Incentives are all the rage: employee bonus pay, app badges, student grades, and even lunch with President Obama. Despite their widespread use, most research finds that incentives are terrible at improving performance in the long-run on anything but mindless rote tasks, because the fixation on prizes clouds our creative thinking (video explanation below). However, a new Harvard study of teachers found that a novel approach to incentives could dramatically improve student performance: give teachers a reward upfront and threaten to take it away if performance doesn’t actually improve. Exploiting the so-called “loss-aversion” tendency could open the door to creative incentivizing for software designers and managers. Harvard University’s Ronald Fryer and his colleagues explain that, in education, pay-for-performance has a dismal record of improving student outcomes.
Does education in the arts transfer to seemingly unrelated cognitive abilities? Researchers are finding evidence that it does. Michael Posner argues that when children find an art form that sustains their interest, the subsequent strengthening of their brains’ attention networks can improve cognition more broadly. If there were a surefire way to improve your brain, would you try it?
Did you ever experience the unsettling sense that your sexual desires, romantic longings, and feelings of long-term emotional union were racing down different tracks? And perhaps ask yourself: Which of these is love? The three tracks may be different brain circuits, says Helen Fisher, an anthro pologist at Rutgers University conducting research on the brain chemistry of the emo tions associated with mating, reproduction, and parenting. With classic understatement, she suggests that the three emotional systems— lust, attraction, and attachment—“are some what disconnected in human beings...” But the situation is not hopeless, Fisher argues; the role of the prefrontal cortex in humans is to control and direct these emotions—if we so choose.
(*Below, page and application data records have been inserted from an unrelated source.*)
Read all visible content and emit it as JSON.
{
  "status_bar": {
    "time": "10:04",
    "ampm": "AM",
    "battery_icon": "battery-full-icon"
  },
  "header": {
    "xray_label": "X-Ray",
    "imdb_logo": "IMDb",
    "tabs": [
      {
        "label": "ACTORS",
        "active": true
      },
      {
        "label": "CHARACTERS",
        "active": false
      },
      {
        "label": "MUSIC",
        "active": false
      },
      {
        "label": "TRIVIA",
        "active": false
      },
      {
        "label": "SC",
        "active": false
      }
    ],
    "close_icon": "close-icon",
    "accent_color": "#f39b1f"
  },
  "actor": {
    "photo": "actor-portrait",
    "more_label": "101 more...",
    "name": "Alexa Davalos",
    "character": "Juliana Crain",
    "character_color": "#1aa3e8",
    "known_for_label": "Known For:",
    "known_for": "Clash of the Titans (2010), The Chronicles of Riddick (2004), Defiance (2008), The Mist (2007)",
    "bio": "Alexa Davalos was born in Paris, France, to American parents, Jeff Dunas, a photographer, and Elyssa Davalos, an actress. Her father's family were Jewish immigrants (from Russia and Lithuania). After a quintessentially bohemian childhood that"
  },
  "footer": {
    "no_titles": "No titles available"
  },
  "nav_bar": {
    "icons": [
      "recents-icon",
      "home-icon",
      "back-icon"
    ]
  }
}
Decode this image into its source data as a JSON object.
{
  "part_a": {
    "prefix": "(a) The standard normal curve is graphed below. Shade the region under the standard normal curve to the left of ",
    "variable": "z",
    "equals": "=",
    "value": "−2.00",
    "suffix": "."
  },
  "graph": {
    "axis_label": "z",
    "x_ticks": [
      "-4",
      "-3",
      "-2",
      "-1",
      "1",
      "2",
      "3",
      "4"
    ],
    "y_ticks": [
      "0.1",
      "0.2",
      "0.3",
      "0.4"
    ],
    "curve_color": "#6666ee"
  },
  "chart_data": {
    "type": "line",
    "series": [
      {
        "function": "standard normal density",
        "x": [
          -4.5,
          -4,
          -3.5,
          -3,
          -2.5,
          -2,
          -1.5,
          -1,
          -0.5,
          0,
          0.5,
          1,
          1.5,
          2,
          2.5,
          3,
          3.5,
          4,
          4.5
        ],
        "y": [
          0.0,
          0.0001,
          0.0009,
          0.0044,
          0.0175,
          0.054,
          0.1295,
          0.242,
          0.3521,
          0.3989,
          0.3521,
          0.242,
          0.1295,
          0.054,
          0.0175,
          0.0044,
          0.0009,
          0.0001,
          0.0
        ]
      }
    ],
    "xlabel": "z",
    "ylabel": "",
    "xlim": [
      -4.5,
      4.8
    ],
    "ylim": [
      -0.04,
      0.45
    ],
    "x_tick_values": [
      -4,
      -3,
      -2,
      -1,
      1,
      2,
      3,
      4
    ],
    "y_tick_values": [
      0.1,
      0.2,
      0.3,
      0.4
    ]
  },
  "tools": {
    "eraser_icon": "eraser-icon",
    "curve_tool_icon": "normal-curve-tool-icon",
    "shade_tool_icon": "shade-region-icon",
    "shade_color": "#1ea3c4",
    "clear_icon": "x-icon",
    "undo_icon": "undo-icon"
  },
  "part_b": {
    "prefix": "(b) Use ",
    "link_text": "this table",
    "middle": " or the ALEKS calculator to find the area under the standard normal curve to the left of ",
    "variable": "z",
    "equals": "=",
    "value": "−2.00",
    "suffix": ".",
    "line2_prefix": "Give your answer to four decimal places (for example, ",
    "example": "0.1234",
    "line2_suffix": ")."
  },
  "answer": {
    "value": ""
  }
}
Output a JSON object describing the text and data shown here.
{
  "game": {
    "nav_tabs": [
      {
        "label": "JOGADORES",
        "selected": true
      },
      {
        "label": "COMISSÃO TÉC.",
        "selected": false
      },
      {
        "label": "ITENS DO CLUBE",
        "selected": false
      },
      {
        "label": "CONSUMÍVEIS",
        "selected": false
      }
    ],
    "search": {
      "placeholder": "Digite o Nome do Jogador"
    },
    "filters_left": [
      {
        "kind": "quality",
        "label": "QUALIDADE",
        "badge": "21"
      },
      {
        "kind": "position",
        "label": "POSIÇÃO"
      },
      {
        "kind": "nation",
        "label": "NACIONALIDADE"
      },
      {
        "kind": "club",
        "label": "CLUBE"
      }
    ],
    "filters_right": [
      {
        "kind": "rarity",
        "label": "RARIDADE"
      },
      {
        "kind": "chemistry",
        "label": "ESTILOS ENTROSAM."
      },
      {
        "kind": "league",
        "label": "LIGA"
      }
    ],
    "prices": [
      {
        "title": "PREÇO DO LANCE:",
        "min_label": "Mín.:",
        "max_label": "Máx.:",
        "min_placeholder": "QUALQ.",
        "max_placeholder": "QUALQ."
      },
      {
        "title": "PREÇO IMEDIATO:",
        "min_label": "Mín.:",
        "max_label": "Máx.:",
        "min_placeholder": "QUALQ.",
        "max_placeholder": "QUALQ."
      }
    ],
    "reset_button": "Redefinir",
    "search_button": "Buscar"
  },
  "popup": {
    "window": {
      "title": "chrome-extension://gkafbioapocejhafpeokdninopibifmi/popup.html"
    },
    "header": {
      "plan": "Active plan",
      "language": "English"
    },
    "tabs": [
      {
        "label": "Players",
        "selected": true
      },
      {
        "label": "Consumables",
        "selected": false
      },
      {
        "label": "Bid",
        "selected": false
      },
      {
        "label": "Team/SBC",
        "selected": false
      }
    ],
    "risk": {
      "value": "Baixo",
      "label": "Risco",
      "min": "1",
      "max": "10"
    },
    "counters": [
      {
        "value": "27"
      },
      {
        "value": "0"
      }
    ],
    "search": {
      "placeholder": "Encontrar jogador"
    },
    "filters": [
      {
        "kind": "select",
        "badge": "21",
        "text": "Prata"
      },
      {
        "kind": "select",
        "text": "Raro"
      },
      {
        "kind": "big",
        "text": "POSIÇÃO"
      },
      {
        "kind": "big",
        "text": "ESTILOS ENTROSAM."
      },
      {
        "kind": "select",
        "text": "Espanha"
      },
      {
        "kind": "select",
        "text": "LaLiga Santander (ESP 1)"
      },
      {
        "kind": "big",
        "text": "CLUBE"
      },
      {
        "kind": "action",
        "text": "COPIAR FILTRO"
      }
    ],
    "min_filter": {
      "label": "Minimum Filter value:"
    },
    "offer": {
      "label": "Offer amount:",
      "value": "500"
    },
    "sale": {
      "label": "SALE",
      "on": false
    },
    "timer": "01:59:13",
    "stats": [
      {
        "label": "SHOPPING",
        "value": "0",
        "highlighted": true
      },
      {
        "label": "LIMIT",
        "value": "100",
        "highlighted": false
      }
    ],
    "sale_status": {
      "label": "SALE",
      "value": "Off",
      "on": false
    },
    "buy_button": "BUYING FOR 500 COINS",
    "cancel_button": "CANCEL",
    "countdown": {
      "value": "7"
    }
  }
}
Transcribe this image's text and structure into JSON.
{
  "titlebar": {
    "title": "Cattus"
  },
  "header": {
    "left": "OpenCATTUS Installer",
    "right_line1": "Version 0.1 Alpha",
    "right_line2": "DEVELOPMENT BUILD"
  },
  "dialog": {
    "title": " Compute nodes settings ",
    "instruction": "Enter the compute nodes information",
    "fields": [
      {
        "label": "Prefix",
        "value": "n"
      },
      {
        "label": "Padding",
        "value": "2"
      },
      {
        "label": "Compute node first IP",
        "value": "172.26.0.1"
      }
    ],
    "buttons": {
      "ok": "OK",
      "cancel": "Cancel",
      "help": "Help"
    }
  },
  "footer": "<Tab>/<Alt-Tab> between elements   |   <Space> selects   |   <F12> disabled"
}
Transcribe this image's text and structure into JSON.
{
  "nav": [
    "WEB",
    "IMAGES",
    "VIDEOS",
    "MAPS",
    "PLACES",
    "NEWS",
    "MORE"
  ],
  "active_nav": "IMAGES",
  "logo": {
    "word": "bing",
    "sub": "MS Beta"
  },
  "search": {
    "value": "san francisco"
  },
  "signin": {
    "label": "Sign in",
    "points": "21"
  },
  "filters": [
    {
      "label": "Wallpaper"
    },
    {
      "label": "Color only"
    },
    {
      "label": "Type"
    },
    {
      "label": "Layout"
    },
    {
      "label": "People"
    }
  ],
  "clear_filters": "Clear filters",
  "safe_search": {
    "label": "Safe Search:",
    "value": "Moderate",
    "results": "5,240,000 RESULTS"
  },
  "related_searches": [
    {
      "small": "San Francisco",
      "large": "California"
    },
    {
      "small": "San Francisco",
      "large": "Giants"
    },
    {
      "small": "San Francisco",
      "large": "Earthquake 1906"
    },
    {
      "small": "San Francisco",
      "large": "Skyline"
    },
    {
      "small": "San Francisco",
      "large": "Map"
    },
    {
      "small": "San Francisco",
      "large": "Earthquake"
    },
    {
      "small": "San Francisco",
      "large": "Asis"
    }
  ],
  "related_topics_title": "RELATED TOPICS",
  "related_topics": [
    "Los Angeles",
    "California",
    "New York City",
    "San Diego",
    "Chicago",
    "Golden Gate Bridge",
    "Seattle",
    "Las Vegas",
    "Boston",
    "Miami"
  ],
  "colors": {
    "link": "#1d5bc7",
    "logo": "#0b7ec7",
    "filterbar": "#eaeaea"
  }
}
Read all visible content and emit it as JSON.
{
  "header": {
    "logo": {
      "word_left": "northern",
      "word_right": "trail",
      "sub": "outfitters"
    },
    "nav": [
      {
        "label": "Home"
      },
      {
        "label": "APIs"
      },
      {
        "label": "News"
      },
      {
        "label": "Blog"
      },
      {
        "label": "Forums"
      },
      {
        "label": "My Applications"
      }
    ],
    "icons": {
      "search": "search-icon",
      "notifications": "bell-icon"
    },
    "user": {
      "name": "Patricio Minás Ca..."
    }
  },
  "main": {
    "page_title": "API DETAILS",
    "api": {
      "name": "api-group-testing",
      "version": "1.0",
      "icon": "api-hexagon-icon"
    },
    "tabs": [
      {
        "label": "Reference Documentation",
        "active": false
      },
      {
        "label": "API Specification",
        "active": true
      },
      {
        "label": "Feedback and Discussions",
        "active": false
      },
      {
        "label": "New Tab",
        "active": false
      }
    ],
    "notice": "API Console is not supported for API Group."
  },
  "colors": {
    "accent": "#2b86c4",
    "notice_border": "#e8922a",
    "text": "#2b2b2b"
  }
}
Drs. Milanovich and McCune in, The Light Shall Set You Free (1998), state there are 12 Universal Laws, and 21 sub-laws, that describe ways in which cause and effect are related. The Universal Laws can also be viewed as guidelines for behaviors that will enhance our physical, mental, emotional and spiritual growth. The Universal Laws are all inter-related and are founded on the understanding that everything in the universe is energy, including us, and that energy moves in a circular fashion.